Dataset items
⟨
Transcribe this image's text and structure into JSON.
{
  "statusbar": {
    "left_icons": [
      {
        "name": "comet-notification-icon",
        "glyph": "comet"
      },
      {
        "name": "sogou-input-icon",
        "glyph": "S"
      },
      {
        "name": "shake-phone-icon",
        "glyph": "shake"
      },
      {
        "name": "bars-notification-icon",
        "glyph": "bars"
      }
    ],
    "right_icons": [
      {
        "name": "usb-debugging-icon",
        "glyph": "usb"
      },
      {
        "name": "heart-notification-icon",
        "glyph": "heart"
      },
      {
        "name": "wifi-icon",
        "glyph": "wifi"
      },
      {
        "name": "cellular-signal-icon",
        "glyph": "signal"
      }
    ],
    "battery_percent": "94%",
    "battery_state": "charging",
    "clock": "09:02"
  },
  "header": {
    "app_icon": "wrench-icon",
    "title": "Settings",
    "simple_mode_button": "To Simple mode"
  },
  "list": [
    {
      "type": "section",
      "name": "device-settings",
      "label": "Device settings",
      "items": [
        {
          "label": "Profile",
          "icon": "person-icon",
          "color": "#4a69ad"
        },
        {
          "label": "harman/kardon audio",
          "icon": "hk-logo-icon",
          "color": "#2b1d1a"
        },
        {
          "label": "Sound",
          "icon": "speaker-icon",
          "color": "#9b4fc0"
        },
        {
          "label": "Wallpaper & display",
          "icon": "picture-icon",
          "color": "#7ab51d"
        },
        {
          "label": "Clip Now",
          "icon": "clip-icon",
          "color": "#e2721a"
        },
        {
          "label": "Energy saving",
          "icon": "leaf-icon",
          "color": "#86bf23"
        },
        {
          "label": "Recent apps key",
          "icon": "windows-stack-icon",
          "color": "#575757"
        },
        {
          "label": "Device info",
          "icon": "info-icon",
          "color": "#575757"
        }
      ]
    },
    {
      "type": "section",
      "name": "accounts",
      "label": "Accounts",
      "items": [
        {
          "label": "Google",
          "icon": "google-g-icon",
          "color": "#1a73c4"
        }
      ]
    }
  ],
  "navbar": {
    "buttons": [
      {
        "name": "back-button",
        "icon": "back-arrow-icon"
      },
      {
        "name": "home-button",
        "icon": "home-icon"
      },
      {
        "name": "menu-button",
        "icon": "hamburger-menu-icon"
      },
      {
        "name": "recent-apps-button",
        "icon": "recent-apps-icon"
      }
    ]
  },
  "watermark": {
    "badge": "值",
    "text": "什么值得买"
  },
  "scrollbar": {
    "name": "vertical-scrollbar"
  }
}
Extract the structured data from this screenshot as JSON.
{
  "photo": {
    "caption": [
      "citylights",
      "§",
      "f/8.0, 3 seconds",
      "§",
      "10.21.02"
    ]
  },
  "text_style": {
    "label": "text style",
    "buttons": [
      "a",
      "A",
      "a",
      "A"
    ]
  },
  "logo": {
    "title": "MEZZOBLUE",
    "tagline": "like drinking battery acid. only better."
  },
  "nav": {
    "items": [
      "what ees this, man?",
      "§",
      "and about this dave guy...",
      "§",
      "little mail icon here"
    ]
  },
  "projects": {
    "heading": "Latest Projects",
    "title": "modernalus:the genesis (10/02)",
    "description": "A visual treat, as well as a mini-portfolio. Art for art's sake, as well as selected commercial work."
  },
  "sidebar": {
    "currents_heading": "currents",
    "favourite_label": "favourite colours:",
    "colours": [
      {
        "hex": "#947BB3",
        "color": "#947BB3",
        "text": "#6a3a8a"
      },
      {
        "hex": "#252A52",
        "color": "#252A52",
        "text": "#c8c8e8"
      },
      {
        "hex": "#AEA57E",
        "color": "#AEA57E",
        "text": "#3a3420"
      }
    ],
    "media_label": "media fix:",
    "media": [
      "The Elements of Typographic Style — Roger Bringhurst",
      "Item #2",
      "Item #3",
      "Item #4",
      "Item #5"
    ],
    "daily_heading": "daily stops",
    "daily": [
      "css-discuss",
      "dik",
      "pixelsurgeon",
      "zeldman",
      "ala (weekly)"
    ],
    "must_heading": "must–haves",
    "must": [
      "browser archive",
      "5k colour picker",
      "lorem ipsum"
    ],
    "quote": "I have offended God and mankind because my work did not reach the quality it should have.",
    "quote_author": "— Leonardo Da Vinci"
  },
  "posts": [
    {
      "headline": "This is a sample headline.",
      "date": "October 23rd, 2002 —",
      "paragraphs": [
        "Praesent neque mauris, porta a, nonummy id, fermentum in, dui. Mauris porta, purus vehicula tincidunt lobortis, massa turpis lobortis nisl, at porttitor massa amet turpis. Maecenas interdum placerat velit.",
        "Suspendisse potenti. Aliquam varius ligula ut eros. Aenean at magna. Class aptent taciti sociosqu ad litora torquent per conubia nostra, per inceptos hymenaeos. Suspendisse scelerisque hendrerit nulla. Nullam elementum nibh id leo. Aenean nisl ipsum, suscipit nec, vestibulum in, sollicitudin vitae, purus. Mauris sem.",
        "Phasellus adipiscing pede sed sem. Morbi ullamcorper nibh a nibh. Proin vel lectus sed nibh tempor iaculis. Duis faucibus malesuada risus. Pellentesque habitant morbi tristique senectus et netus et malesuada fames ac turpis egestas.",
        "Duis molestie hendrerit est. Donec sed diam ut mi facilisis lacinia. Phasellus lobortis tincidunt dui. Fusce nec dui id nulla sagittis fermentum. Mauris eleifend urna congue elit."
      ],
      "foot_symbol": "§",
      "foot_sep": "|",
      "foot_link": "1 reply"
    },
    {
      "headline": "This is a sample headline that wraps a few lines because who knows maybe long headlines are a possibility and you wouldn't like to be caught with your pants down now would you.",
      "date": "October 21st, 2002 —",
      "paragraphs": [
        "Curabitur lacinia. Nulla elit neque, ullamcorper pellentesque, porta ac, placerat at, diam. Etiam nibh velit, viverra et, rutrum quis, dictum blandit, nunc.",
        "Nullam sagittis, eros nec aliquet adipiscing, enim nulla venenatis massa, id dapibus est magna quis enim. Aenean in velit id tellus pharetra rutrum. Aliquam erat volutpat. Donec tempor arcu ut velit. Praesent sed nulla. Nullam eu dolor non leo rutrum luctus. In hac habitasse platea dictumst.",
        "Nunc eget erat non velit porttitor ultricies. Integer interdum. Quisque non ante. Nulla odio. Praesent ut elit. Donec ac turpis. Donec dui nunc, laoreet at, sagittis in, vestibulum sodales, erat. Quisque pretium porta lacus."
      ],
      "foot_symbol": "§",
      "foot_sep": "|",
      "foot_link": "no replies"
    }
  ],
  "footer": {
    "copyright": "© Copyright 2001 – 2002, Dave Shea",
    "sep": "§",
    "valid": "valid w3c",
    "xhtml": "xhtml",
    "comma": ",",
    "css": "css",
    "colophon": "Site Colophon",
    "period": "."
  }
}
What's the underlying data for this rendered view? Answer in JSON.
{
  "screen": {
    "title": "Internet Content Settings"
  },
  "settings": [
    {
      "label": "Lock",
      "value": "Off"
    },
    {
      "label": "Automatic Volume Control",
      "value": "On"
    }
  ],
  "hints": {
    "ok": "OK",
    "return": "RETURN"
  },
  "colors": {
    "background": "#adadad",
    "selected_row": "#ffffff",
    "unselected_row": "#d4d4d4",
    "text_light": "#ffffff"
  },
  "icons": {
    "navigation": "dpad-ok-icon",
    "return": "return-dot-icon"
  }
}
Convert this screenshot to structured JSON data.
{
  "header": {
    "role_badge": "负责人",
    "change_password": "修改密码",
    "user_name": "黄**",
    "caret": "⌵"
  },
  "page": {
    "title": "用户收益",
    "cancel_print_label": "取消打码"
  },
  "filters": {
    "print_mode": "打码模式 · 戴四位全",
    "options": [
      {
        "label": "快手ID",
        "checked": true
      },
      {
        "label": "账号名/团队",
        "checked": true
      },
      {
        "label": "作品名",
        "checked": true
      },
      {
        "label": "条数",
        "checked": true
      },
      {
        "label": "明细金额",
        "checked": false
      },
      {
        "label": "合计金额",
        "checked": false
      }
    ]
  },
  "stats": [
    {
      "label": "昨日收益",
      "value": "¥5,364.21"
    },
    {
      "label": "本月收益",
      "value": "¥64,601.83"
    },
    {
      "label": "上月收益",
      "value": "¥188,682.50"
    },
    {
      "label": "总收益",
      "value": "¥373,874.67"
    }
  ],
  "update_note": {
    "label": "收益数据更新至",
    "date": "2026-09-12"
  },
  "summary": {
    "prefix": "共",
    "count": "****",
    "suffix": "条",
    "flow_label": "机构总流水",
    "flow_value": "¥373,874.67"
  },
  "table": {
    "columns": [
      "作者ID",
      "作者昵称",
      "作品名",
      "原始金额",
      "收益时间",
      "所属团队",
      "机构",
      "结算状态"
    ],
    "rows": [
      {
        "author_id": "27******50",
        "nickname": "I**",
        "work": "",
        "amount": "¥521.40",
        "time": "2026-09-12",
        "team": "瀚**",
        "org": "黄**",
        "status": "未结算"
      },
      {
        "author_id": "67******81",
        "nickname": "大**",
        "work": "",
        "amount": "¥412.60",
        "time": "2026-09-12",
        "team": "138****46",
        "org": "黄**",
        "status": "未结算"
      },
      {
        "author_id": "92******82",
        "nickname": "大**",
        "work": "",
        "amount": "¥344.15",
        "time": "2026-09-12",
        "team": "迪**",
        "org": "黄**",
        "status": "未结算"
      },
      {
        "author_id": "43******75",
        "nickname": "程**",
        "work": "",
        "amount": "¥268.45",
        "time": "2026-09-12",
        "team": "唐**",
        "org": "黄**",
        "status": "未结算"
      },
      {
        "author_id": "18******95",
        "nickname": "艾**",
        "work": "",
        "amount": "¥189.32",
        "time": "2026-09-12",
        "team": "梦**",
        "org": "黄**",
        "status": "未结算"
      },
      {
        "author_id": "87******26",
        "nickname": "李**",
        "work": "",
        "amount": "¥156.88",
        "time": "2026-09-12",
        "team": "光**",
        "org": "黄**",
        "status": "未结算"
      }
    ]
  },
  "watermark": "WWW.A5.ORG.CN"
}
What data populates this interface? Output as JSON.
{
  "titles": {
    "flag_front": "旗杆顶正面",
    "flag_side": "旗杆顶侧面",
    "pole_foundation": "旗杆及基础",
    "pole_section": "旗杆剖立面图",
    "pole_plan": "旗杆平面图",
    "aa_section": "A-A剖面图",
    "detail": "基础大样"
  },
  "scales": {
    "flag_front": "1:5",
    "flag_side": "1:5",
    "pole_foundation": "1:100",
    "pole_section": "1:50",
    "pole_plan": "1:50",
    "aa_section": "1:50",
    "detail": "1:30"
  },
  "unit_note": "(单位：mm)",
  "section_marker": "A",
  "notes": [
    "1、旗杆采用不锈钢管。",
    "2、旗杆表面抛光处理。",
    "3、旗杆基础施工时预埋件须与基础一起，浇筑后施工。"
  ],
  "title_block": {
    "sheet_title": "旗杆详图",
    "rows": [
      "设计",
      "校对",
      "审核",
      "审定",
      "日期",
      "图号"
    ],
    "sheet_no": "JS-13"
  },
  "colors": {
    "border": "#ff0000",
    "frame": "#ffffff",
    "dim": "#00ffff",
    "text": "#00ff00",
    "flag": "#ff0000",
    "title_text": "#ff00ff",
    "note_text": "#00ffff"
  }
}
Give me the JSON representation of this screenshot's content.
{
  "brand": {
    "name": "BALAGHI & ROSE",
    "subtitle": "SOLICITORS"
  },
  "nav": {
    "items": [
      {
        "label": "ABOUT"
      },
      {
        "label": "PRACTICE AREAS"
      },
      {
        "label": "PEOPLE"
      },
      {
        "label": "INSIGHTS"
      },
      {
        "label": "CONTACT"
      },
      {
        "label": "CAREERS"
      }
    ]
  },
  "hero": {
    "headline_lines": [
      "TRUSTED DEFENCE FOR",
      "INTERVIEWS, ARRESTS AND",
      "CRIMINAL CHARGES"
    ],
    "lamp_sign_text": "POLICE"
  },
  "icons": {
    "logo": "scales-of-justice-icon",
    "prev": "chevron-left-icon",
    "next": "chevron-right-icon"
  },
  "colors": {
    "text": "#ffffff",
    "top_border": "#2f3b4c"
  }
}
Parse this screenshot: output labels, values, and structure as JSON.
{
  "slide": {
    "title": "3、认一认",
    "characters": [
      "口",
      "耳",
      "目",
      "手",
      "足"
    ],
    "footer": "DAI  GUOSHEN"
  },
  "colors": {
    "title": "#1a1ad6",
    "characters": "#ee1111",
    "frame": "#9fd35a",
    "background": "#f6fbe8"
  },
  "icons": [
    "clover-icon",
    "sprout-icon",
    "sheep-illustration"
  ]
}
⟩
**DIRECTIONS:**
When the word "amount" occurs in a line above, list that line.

**SOLUTION:**
        "amount": "¥521.40",
        "amount": "¥412.60",
        "amount": "¥344.15",
        "amount": "¥268.45",
        "amount": "¥189.32",
        "amount": "¥156.88",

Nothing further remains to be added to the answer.